The cameo glass of Jonathan Harris can trace its pedigree back to the beginnings of the cameo glass tradition started in the Roman Empire two thousand years ago, and rediscovered by the great geniuses of cameo glass in the Victorian period including John Northwood I and George Woodall in Britain and Emile Gallé in France. Jonathan’s modern day masterpieces, with their innovative mix of cameo, graal and silver and gold leaf foil, are worthy successors already taking their places in top museums and private collections around the world."

Charles Hajdamach is one of the top authorities on glass in the country. He has lectured in America, Canada, South Africa and Ireland and has written extensively on the subject from antique to contemporary studio glass.


Michael Harris (1933- 1994) studied glass design during the 1950's at Stourbridge College of Art and at the Royal College of Art (RCA).In 1962 he was appointed Tutor in Industrial Glass at the RCA, where he taught for the next six years, setting up hot-glass facilities there in 1967. Leaving Sam Herman to take his place, he moved to Malta, where with Eric Dobson he established the Mdina Glassworks in 1969. Along with Vicente and Ettore Boffo, glassblowers from the Whitefriars factory, he trained local apprentices,
making striking and richly coloured glass.

The designs and colours used were very distinctive, including axe and fish vases, winged-stem chalices and tall narrow bottles in blue/green, blue/gold and amethyst/gold. Michael Harris left Mdina Glass in 1972 to set-up the Isle of Wight Glass works near Ventnor. Some of the shapes used in the 1970's at Isle of Wight were similar to those developed at Mdina but are distinguished by the fact that they are more finely blown. Early colourways include Tortoiseshell, Seawood and Aurene, with Azurene from 1979 using gold and silver leaf. When Michael Harris died in1994 his widow Elizabeth and their two sons Timothy and Jonathan carried on the tradition of glass design at the factory.

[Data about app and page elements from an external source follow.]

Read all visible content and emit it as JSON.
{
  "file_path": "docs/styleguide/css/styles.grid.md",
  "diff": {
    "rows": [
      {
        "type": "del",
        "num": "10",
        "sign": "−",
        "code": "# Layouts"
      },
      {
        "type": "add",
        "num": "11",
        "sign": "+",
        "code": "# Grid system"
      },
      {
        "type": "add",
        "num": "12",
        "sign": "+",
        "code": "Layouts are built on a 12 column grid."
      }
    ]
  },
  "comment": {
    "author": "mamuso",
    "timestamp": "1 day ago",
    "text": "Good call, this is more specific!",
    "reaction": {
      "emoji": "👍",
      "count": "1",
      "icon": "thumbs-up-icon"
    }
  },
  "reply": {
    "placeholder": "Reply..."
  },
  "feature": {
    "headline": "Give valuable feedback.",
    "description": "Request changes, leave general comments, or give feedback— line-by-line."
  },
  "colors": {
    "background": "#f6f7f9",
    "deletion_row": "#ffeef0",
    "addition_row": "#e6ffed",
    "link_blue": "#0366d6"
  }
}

Today Timothy and Elizabeth Harris continue to design and produce high quality art glass whilst Jonathan & Alison have set up their own innovative studio in Ironbridge, Shropshire.